To mark the 20th anniversary of the ban on homosexuals serving in the forces being lifted in 2020, naval bases and Royal Marines units up and down the country flew rainbow flags from their main masts, sailors attended a House of Commons reception and Portsmouth’s Naval Base headquarters was lit up in colours.


Formerly the LGBT Forum, Compass (the Royal Navy Sexual Orientation and Gender Identity/Expression Network) looks to educate, enthuse, engage and empower current and future LGBTQ+ personnel by improving representation, understanding and visibility. Members of Compass have been able to participate in further training programmes through Stonewall to better understand the experiences of others that differ from their own and to provide support for those who may feel isolated or struggle to “come out”.


Fighting With Pride 

Fighting with Pride is a book written by Lt Cdr Craig Jones MBE. Joining the Royal Navy in 1989, he became the first “out” LGBTQ+ person in the Armed Forces, coming out the day the ban was lifted. Jones led the work to restore the Armed Forces Covenant for the serving LGBTQ+ community, and was made a Member of the Order of the British Empire in 2006. Published to mark the 20th anniversary of the ban being lifted, the book features stories from LGBTQ+ service men and women who have served in the Armed Forces since the Second World War. 

Fighting With Pride is also a military charity, created on the anniversary of the lifting of the ban. They support “LGBT+ Veterans, serving personnel and their families, particularly those who were affected by the ‘gay ban’…” Craig Jones serves as Joint Chief Executive. 


The Royal Navy’s commitment to equality is ongoing, placing them repeatedly in Stonewall’s Top 100 Employers list, and marching as a presence in Pride across the country, while sending representatives to Pride events across the globe. 


About the National Museum of the Royal Navy: The National Museum of the Royal Navy have an LGBTQ+ staff network in place, helping to transform the experiences of LGBTQ+ people at work. We provide a space for LGBTQ+ staff and allies to support each other, express concerns they may have, and spend time around people who understand their experiences. The LGBTQ+ staff network feeds into our Equity, Diversity and Inclusion action group ensuring LGBTQ+ staff voices are heard and are considered when developing new policies, processes and initiatives - helping us to become more inclusive.




LGBTQ+:                               Lesbian, gay, bisexual, transgender, queer – the ‘+’ is used to incorporate all other identities such as intersex, asexual, non-binary etc. 

Homosexual:                        Someone who is romantically or sexually attracted exclusively to people of one’s own sex or gender. Historically, this term was used more commonly to refer to gay men than women.

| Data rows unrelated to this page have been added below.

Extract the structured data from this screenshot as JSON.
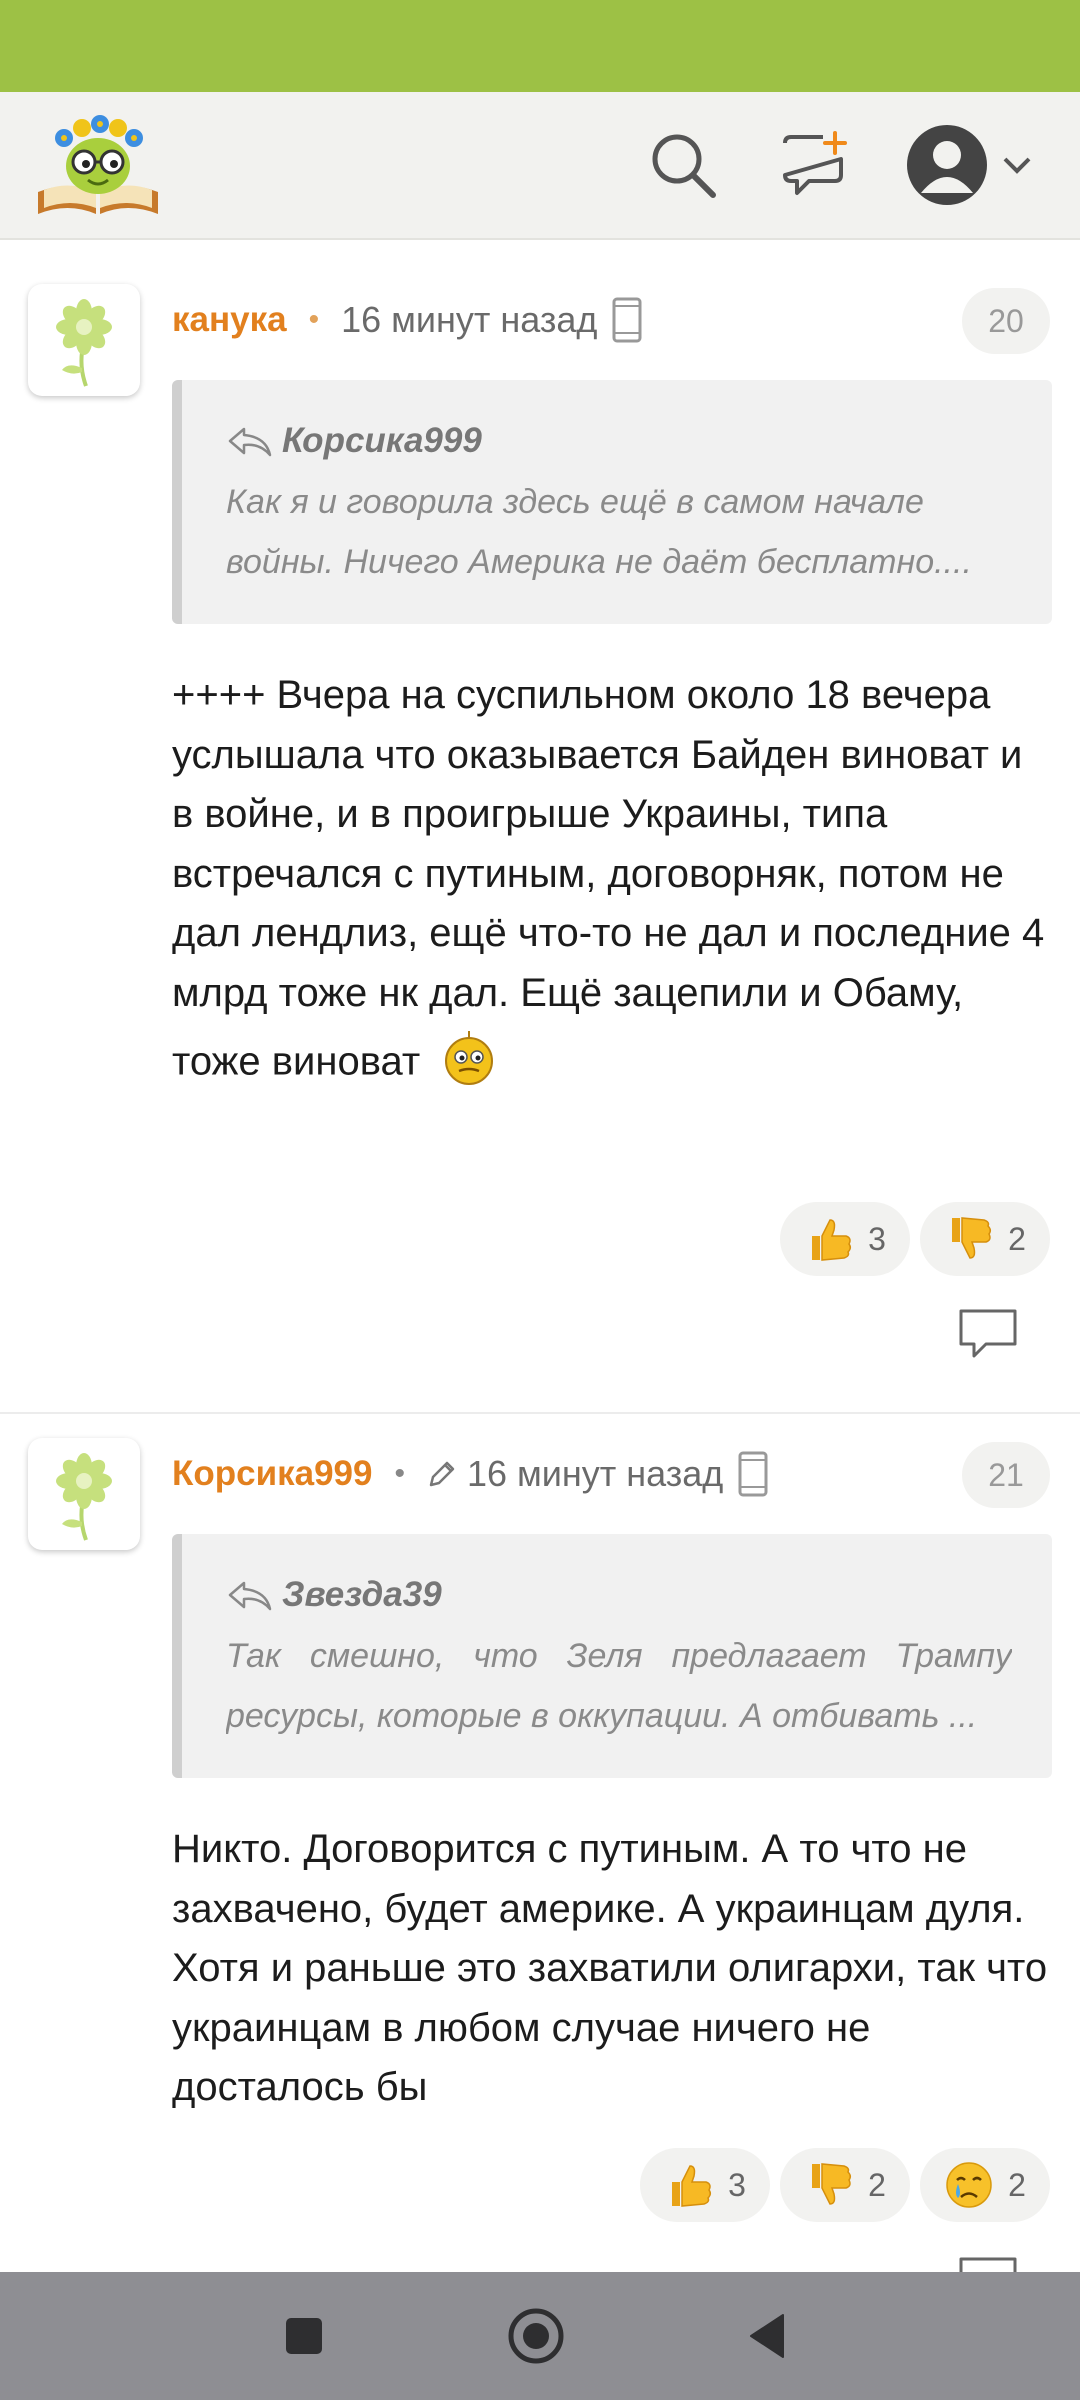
{
  "app": {
    "logo_icon": "reading-flower-logo",
    "colors": {
      "status_bar": "#9dc145",
      "author": "#e2801e",
      "header_bg": "#f2f2ef",
      "nav_bar": "#8e8e93"
    }
  },
  "comments": [
    {
      "author": "канука",
      "time": "16 минут назад",
      "edited": false,
      "number": "20",
      "quote": {
        "author": "Корсика999",
        "text": "Как я и говорила здесь ещё в самом начале войны. Ничего Америка не даёт бесплатно...."
      },
      "text": "++++ Вчера на суспильном около 18 вечера услышала что оказывается Байден виноват и в войне, и в проигрыше Украины, типа встречался с путиным, договорняк, потом не дал лендлиз, ещё что-то не дал и последние 4 млрд тоже нк дал. Ещё зацепили и Обаму, тоже виноват",
      "reactions": [
        {
          "icon": "thumbs-up-emoji",
          "count": "3"
        },
        {
          "icon": "thumbs-down-emoji",
          "count": "2"
        }
      ]
    },
    {
      "author": "Корсика999",
      "time": "16 минут назад",
      "edited": true,
      "number": "21",
      "quote": {
        "author": "Звезда39",
        "text": "Так смешно, что Зеля предлагает Трампу ресурсы, которые в оккупации. А отбивать ..."
      },
      "text": "Никто. Договорится с путиным. А то что не захвачено, будет америке. А украинцам дуля. Хотя и раньше это захватили олигархи, так что украинцам в любом случае ничего не досталось бы",
      "reactions": [
        {
          "icon": "thumbs-up-emoji",
          "count": "3"
        },
        {
          "icon": "thumbs-down-emoji",
          "count": "2"
        },
        {
          "icon": "crying-face-emoji",
          "count": "2"
        }
      ]
    }
  ]
}
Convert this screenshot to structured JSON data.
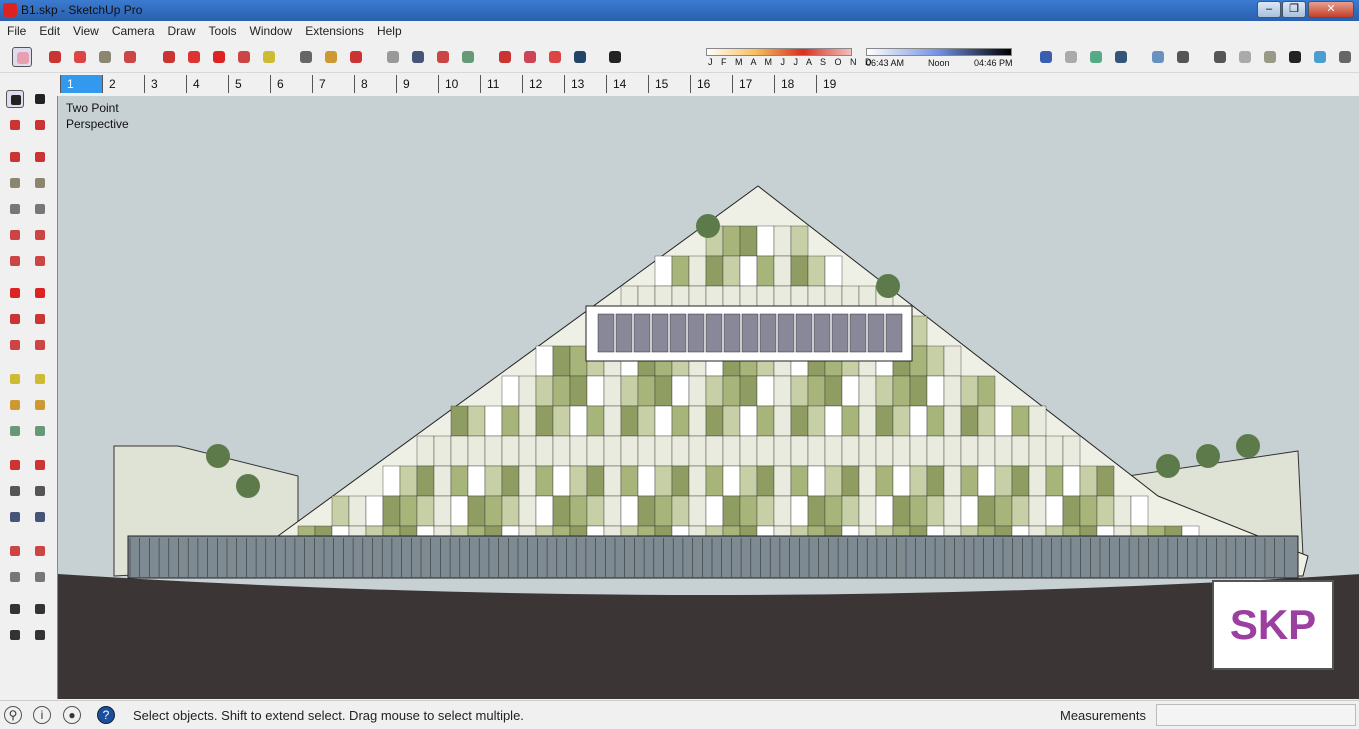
{
  "window": {
    "title": "B1.skp - SketchUp Pro",
    "min": "–",
    "max": "❐",
    "close": "✕"
  },
  "menu": [
    "File",
    "Edit",
    "View",
    "Camera",
    "Draw",
    "Tools",
    "Window",
    "Extensions",
    "Help"
  ],
  "shadows": {
    "months": "J F M A M J J A S O N D",
    "time_start": "06:43 AM",
    "time_mid": "Noon",
    "time_end": "04:46 PM",
    "date_fraction": 0.88,
    "time_fraction": 0.64
  },
  "scenes": [
    "1",
    "2",
    "3",
    "4",
    "5",
    "6",
    "7",
    "8",
    "9",
    "10",
    "11",
    "12",
    "13",
    "14",
    "15",
    "16",
    "17",
    "18",
    "19"
  ],
  "viewport": {
    "camera_label": "Two Point Perspective",
    "watermark": "SKP"
  },
  "status": {
    "message": "Select objects. Shift to extend select. Drag mouse to select multiple.",
    "measurements_label": "Measurements",
    "measurements_value": "",
    "help": "?"
  },
  "toolbar_icons": [
    "select",
    "eraser",
    "pencil",
    "arc",
    "rectangle",
    "push-pull",
    "follow-me",
    "move",
    "rotate",
    "scale",
    "tape-measure",
    "text",
    "paint-bucket",
    "orbit",
    "pan",
    "zoom",
    "zoom-extents",
    "add-location",
    "warehouse",
    "extension-warehouse",
    "layout",
    "section",
    "section-fill",
    "geo-location",
    "photo-textures",
    "add-scenery",
    "ground",
    "xray",
    "back-edges",
    "wireframe",
    "hidden-line",
    "shaded",
    "shaded-textures",
    "monochrome"
  ],
  "colors": {
    "accent": "#3399ee",
    "sky": "#c7d1d3",
    "ground": "#3b3536",
    "facade": "#a8b57a"
  }
}
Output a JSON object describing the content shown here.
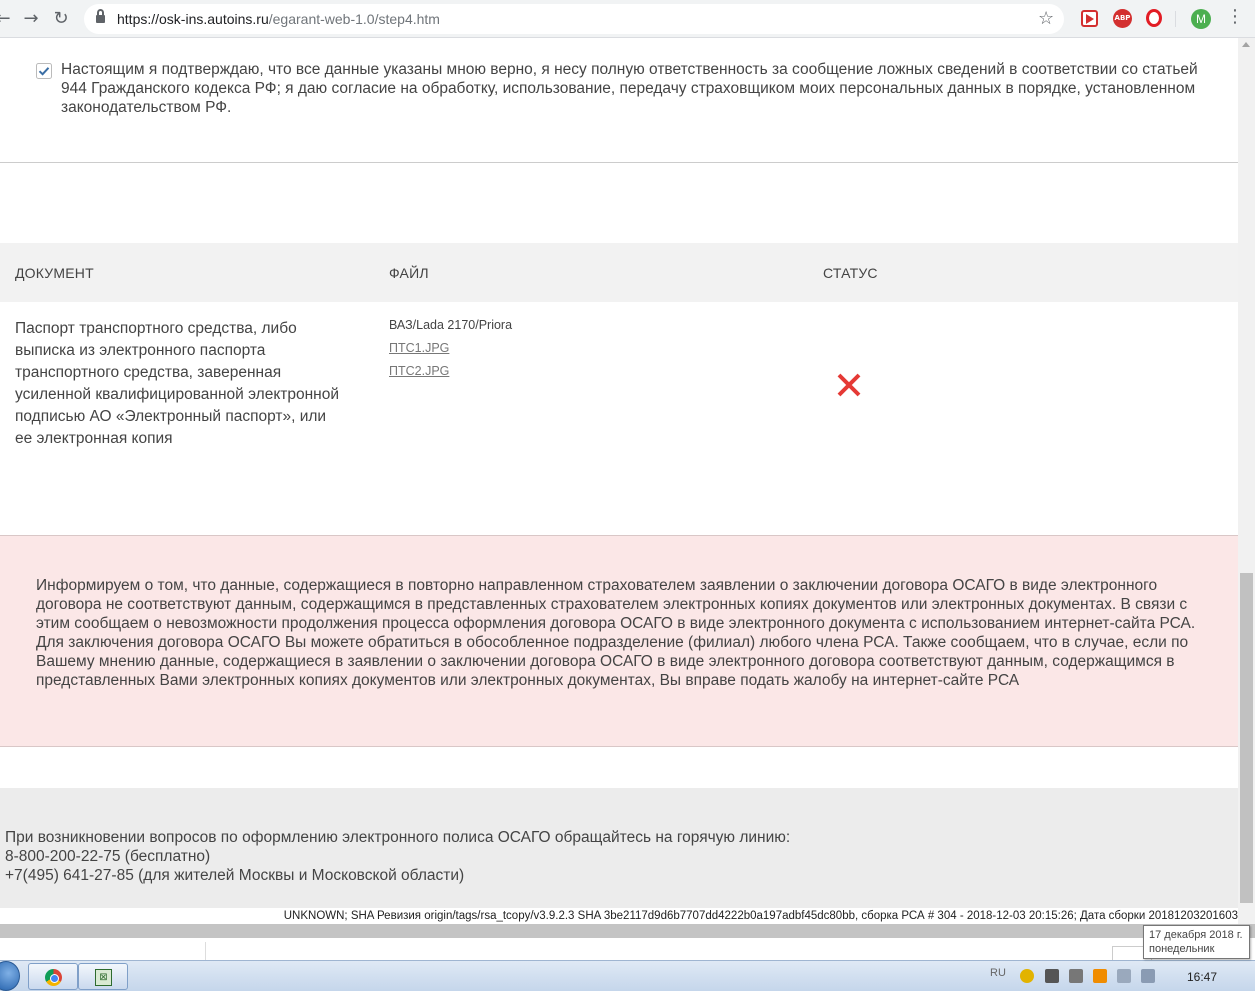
{
  "browser": {
    "url_host": "https://osk-ins.autoins.ru",
    "url_path": "/egarant-web-1.0/step4.htm",
    "back_icon": "back-arrow",
    "forward_icon": "forward-arrow",
    "reload_icon": "reload",
    "avatar_letter": "M",
    "abp_label": "ABP"
  },
  "consent": {
    "checked": true,
    "text": "Настоящим я подтверждаю, что все данные указаны мною верно, я несу полную ответственность за сообщение ложных сведений в соответствии со статьей 944 Гражданского кодекса РФ; я даю согласие на обработку, использование, передачу страховщиком моих персональных данных в порядке, установленном законодательством РФ."
  },
  "table": {
    "headers": [
      "ДОКУМЕНТ",
      "ФАЙЛ",
      "СТАТУС"
    ],
    "rows": [
      {
        "document": "Паспорт транспортного средства, либо выписка из электронного паспорта транспортного средства, заверенная усиленной квалифицированной электронной подписью АО «Электронный паспорт», или ее электронная копия",
        "file_title": "ВАЗ/Lada 2170/Priora",
        "files": [
          "ПТС1.JPG",
          "ПТС2.JPG"
        ],
        "status_icon": "red-x"
      }
    ]
  },
  "alert": {
    "text": "Информируем о том, что данные, содержащиеся в повторно направленном страхователем заявлении о заключении договора ОСАГО в виде электронного договора не соответствуют данным, содержащимся в представленных страхователем электронных копиях документов или электронных документах. В связи с этим сообщаем о невозможности продолжения процесса оформления договора ОСАГО в виде электронного документа с использованием интернет-сайта РСА. Для заключения договора ОСАГО Вы можете обратиться в обособленное подразделение (филиал) любого члена РСА. Также сообщаем, что в случае, если по Вашему мнению данные, содержащиеся в заявлении о заключении договора ОСАГО в виде электронного договора соответствуют данным, содержащимся в представленных Вами электронных копиях документов или электронных документах, Вы вправе подать жалобу на интернет-сайте РСА",
    "background": "#fbe7e7"
  },
  "footer": {
    "line1": "При возникновении вопросов по оформлению электронного полиса ОСАГО обращайтесь на горячую линию:",
    "line2": "8-800-200-22-75 (бесплатно)",
    "line3": "+7(495) 641-27-85 (для жителей Москвы и Московской области)",
    "build": "UNKNOWN; SHA Ревизия origin/tags/rsa_tcopy/v3.9.2.3 SHA 3be2117d9d6b7707dd4222b0a197adbf45dc80bb, сборка РСА # 304 - 2018-12-03 20:15:26; Дата сборки 20181203201603"
  },
  "taskbar": {
    "lang": "RU",
    "time": "16:47",
    "tooltip_date": "17 декабря 2018 г.",
    "tooltip_day": "понедельник"
  },
  "colors": {
    "status_error": "#e53935",
    "check_accent": "#3a6ea5"
  }
}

Partial decriminalisation:     The Sexual Offences Act of 1967 legalised consensual homosexual acts but was only a partial decriminalisation. Life sentences were scrapped, but acts had to take place behind locked doors and windows, with curtains drawn and nobody else in the house. The age of consent was set at 21 (as opposed to 16 for heterosexual people) and remaining anti-gay laws were policed more aggressively. 

Gay panic:                              Referring to a period in the 1960s where half of the Royal Navy was believed to have “sinned homosexually” – the period in question was linked to a male brothel in Bermuda believed to have been frequented by sailors. 

Ban on homosexuality:        Homosexuals (including bisexual people in this instance) were banned from serving in the Armed Forces, despite the Sexual Offences Act of 1967, until 2000, when the ban was lifted following a case at the European Court of Human Rights. 

 Stonewall:                             The UK’s leading LGBTQ+ charity, taking its name from the Stonewall Riots in New York (1969). The riots were a public backlash against violent policing. They are considered the birth of modern LGBTQ+ activism.